▸ WHAT IS EXPECTED
With the images left out, print all of the records below exactly.

▸ RECORDS FOR THIS TASK
________

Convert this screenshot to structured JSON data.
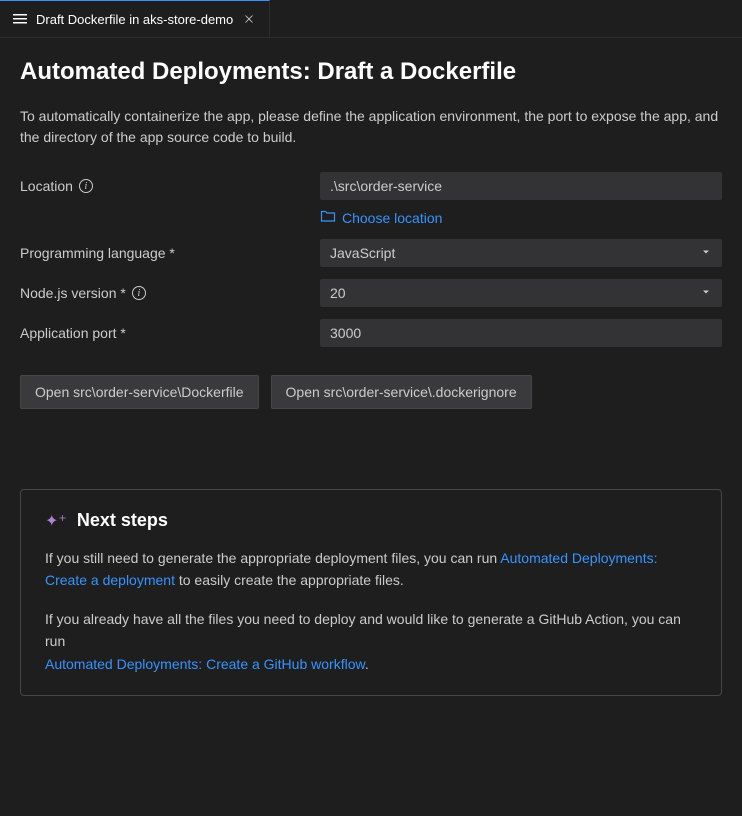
{
  "tab": {
    "title": "Draft Dockerfile in aks-store-demo"
  },
  "page": {
    "title": "Automated Deployments: Draft a Dockerfile",
    "description": "To automatically containerize the app, please define the application environment, the port to expose the app, and the directory of the app source code to build."
  },
  "form": {
    "location": {
      "label": "Location",
      "value": ".\\src\\order-service",
      "choose_label": "Choose location"
    },
    "language": {
      "label": "Programming language *",
      "value": "JavaScript"
    },
    "nodeVersion": {
      "label": "Node.js version *",
      "value": "20"
    },
    "port": {
      "label": "Application port *",
      "value": "3000"
    }
  },
  "buttons": {
    "open_dockerfile": "Open src\\order-service\\Dockerfile",
    "open_dockerignore": "Open src\\order-service\\.dockerignore"
  },
  "nextSteps": {
    "title": "Next steps",
    "para1_before": "If you still need to generate the appropriate deployment files, you can run ",
    "para1_link": "Automated Deployments: Create a deployment",
    "para1_after": " to easily create the appropriate files.",
    "para2_before": "If you already have all the files you need to deploy and would like to generate a GitHub Action, you can run ",
    "para2_link": "Automated Deployments: Create a GitHub workflow",
    "para2_after": "."
  }
}
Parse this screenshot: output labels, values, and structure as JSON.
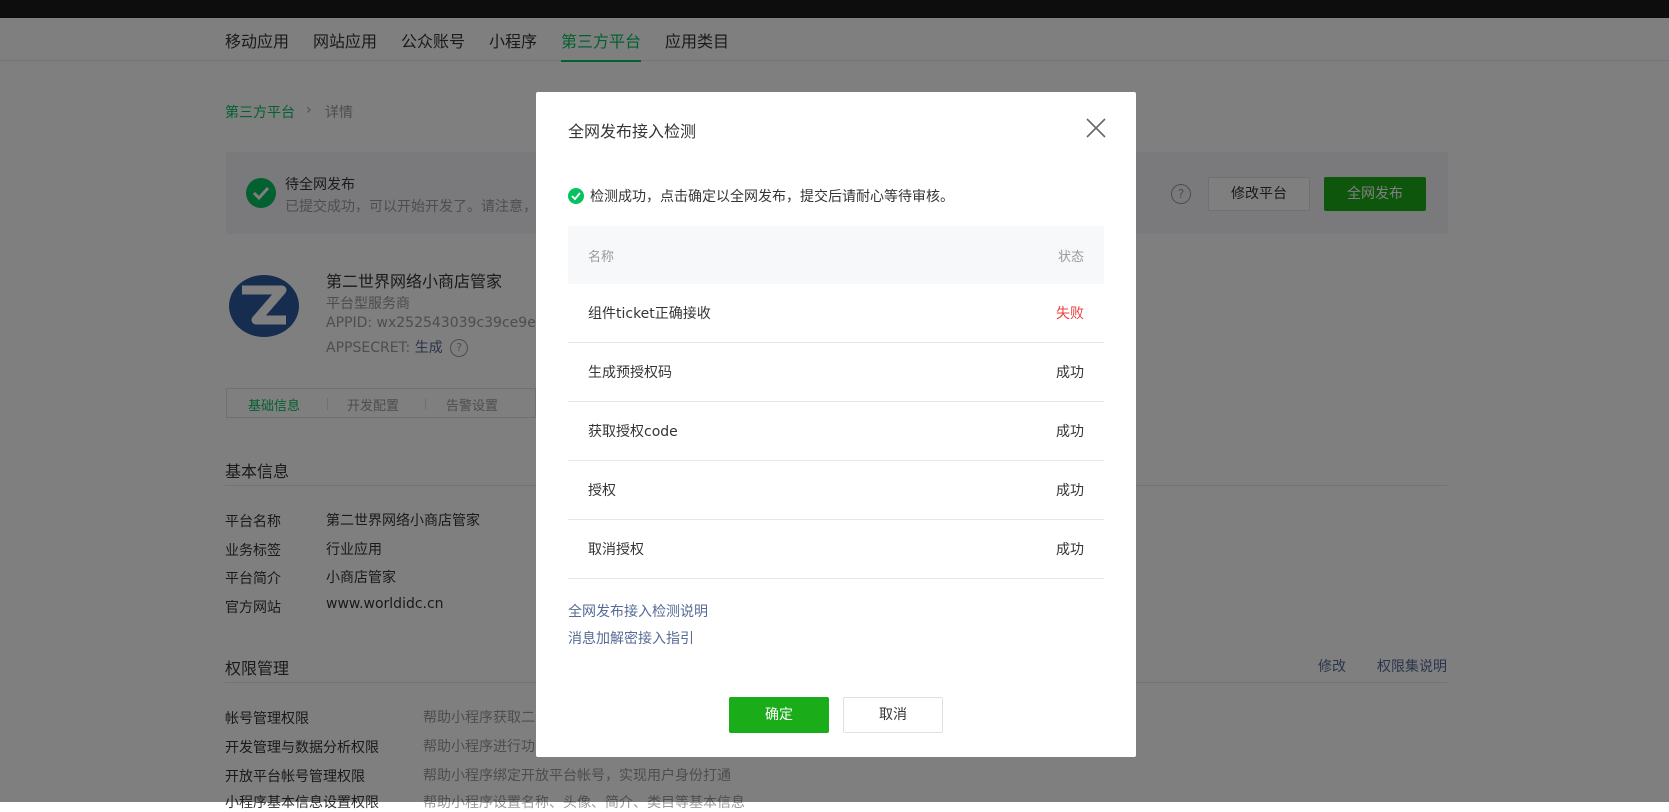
{
  "nav": {
    "items": [
      {
        "label": "移动应用"
      },
      {
        "label": "网站应用"
      },
      {
        "label": "公众账号"
      },
      {
        "label": "小程序"
      },
      {
        "label": "第三方平台",
        "active": true
      },
      {
        "label": "应用类目"
      }
    ]
  },
  "breadcrumb": {
    "root": "第三方平台",
    "separator": "›",
    "current": "详情"
  },
  "status": {
    "title": "待全网发布",
    "desc": "已提交成功，可以开始开发了。请注意，",
    "help": "?",
    "edit_button": "修改平台",
    "publish_button": "全网发布"
  },
  "app": {
    "name": "第二世界网络小商店管家",
    "type": "平台型服务商",
    "appid": "APPID: wx252543039c39ce9e",
    "secret_label": "APPSECRET:",
    "secret_link": "生成",
    "secret_help": "?"
  },
  "subtabs": [
    {
      "label": "基础信息",
      "active": true
    },
    {
      "label": "开发配置"
    },
    {
      "label": "告警设置"
    }
  ],
  "basic_info": {
    "title": "基本信息",
    "rows": [
      {
        "label": "平台名称",
        "value": "第二世界网络小商店管家"
      },
      {
        "label": "业务标签",
        "value": "行业应用"
      },
      {
        "label": "平台简介",
        "value": "小商店管家"
      },
      {
        "label": "官方网站",
        "value": "www.worldidc.cn"
      }
    ]
  },
  "permissions": {
    "title": "权限管理",
    "edit_link": "修改",
    "doc_link": "权限集说明",
    "rows": [
      {
        "label": "帐号管理权限",
        "desc": "帮助小程序获取二"
      },
      {
        "label": "开发管理与数据分析权限",
        "desc": "帮助小程序进行功"
      },
      {
        "label": "开放平台帐号管理权限",
        "desc": "帮助小程序绑定开放平台帐号，实现用户身份打通"
      },
      {
        "label": "小程序基本信息设置权限",
        "desc": "帮助小程序设置名称、头像、简介、类目等基本信息"
      }
    ]
  },
  "dialog": {
    "title": "全网发布接入检测",
    "success_msg": "检测成功，点击确定以全网发布，提交后请耐心等待审核。",
    "table": {
      "col_name": "名称",
      "col_status": "状态",
      "rows": [
        {
          "name": "组件ticket正确接收",
          "status": "失败",
          "fail": true
        },
        {
          "name": "生成预授权码",
          "status": "成功"
        },
        {
          "name": "获取授权code",
          "status": "成功"
        },
        {
          "name": "授权",
          "status": "成功"
        },
        {
          "name": "取消授权",
          "status": "成功"
        }
      ]
    },
    "link_check_doc": "全网发布接入检测说明",
    "link_encrypt_doc": "消息加解密接入指引",
    "confirm": "确定",
    "cancel": "取消"
  },
  "colors": {
    "brand_green": "#07c160",
    "button_green": "#1aad19",
    "link_blue": "#576b95",
    "fail_red": "#e64340"
  }
}
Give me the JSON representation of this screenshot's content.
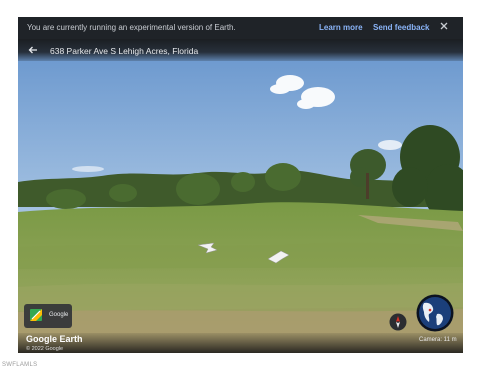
{
  "banner": {
    "message": "You are currently running an experimental version of Earth.",
    "learn_more": "Learn more",
    "send_feedback": "Send feedback"
  },
  "titlebar": {
    "address": "638 Parker Ave S Lehigh Acres, Florida"
  },
  "layers_button": {
    "label": "Google",
    "icon": "map-layers-icon"
  },
  "footer": {
    "logo_text": "Google Earth",
    "copyright": "© 2022 Google",
    "camera": "Camera: 11 m"
  },
  "watermark": "SWFLAMLS",
  "colors": {
    "sky_top": "#6f9bd0",
    "sky_bottom": "#c7d9ea",
    "grass": "#7e9a4a",
    "dirt": "#a3966a",
    "banner_bg": "#1f2328",
    "link": "#8ab4f8"
  },
  "icons": {
    "close": "close-icon",
    "back": "back-arrow-icon",
    "compass": "compass-icon",
    "globe": "globe-icon"
  }
}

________

▸ RESPONSE
Convert this screenshot to structured JSON data.
{
  "tab": {
    "title": "Draft Dockerfile in aks-store-demo"
  },
  "page": {
    "title": "Automated Deployments: Draft a Dockerfile",
    "description": "To automatically containerize the app, please define the application environment, the port to expose the app, and the directory of the app source code to build."
  },
  "form": {
    "location": {
      "label": "Location",
      "value": ".\\src\\order-service",
      "choose_label": "Choose location"
    },
    "language": {
      "label": "Programming language *",
      "value": "JavaScript"
    },
    "nodeVersion": {
      "label": "Node.js version *",
      "value": "20"
    },
    "port": {
      "label": "Application port *",
      "value": "3000"
    }
  },
  "buttons": {
    "open_dockerfile": "Open src\\order-service\\Dockerfile",
    "open_dockerignore": "Open src\\order-service\\.dockerignore"
  },
  "nextSteps": {
    "title": "Next steps",
    "para1_before": "If you still need to generate the appropriate deployment files, you can run ",
    "para1_link": "Automated Deployments: Create a deployment",
    "para1_after": " to easily create the appropriate files.",
    "para2_before": "If you already have all the files you need to deploy and would like to generate a GitHub Action, you can run ",
    "para2_link": "Automated Deployments: Create a GitHub workflow",
    "para2_after": "."
  }
}
Parse this screenshot: output labels, values, and structure as JSON.
{
  "nav": {
    "items": [
      {
        "label": "移动应用"
      },
      {
        "label": "网站应用"
      },
      {
        "label": "公众账号"
      },
      {
        "label": "小程序"
      },
      {
        "label": "第三方平台",
        "active": true
      },
      {
        "label": "应用类目"
      }
    ]
  },
  "breadcrumb": {
    "root": "第三方平台",
    "separator": "›",
    "current": "详情"
  },
  "status": {
    "title": "待全网发布",
    "desc": "已提交成功，可以开始开发了。请注意，",
    "help": "?",
    "edit_button": "修改平台",
    "publish_button": "全网发布"
  },
  "app": {
    "name": "第二世界网络小商店管家",
    "type": "平台型服务商",
    "appid": "APPID: wx252543039c39ce9e",
    "secret_label": "APPSECRET:",
    "secret_link": "生成",
    "secret_help": "?"
  },
  "subtabs": [
    {
      "label": "基础信息",
      "active": true
    },
    {
      "label": "开发配置"
    },
    {
      "label": "告警设置"
    }
  ],
  "basic_info": {
    "title": "基本信息",
    "rows": [
      {
        "label": "平台名称",
        "value": "第二世界网络小商店管家"
      },
      {
        "label": "业务标签",
        "value": "行业应用"
      },
      {
        "label": "平台简介",
        "value": "小商店管家"
      },
      {
        "label": "官方网站",
        "value": "www.worldidc.cn"
      }
    ]
  },
  "permissions": {
    "title": "权限管理",
    "edit_link": "修改",
    "doc_link": "权限集说明",
    "rows": [
      {
        "label": "帐号管理权限",
        "desc": "帮助小程序获取二"
      },
      {
        "label": "开发管理与数据分析权限",
        "desc": "帮助小程序进行功"
      },
      {
        "label": "开放平台帐号管理权限",
        "desc": "帮助小程序绑定开放平台帐号，实现用户身份打通"
      },
      {
        "label": "小程序基本信息设置权限",
        "desc": "帮助小程序设置名称、头像、简介、类目等基本信息"
      }
    ]
  },
  "dialog": {
    "title": "全网发布接入检测",
    "success_msg": "检测成功，点击确定以全网发布，提交后请耐心等待审核。",
    "table": {
      "col_name": "名称",
      "col_status": "状态",
      "rows": [
        {
          "name": "组件ticket正确接收",
          "status": "失败",
          "fail": true
        },
        {
          "name": "生成预授权码",
          "status": "成功"
        },
        {
          "name": "获取授权code",
          "status": "成功"
        },
        {
          "name": "授权",
          "status": "成功"
        },
        {
          "name": "取消授权",
          "status": "成功"
        }
      ]
    },
    "link_check_doc": "全网发布接入检测说明",
    "link_encrypt_doc": "消息加解密接入指引",
    "confirm": "确定",
    "cancel": "取消"
  },
  "colors": {
    "brand_green": "#07c160",
    "button_green": "#1aad19",
    "link_blue": "#576b95",
    "fail_red": "#e64340"
  }
}
Give me the JSON representation of this screenshot's content.
{
  "banner": {
    "message": "You are currently running an experimental version of Earth.",
    "learn_more": "Learn more",
    "send_feedback": "Send feedback"
  },
  "titlebar": {
    "address": "638 Parker Ave S Lehigh Acres, Florida"
  },
  "layers_button": {
    "label": "Google",
    "icon": "map-layers-icon"
  },
  "footer": {
    "logo_text": "Google Earth",
    "copyright": "© 2022 Google",
    "camera": "Camera: 11 m"
  },
  "watermark": "SWFLAMLS",
  "colors": {
    "sky_top": "#6f9bd0",
    "sky_bottom": "#c7d9ea",
    "grass": "#7e9a4a",
    "dirt": "#a3966a",
    "banner_bg": "#1f2328",
    "link": "#8ab4f8"
  },
  "icons": {
    "close": "close-icon",
    "back": "back-arrow-icon",
    "compass": "compass-icon",
    "globe": "globe-icon"
  }
}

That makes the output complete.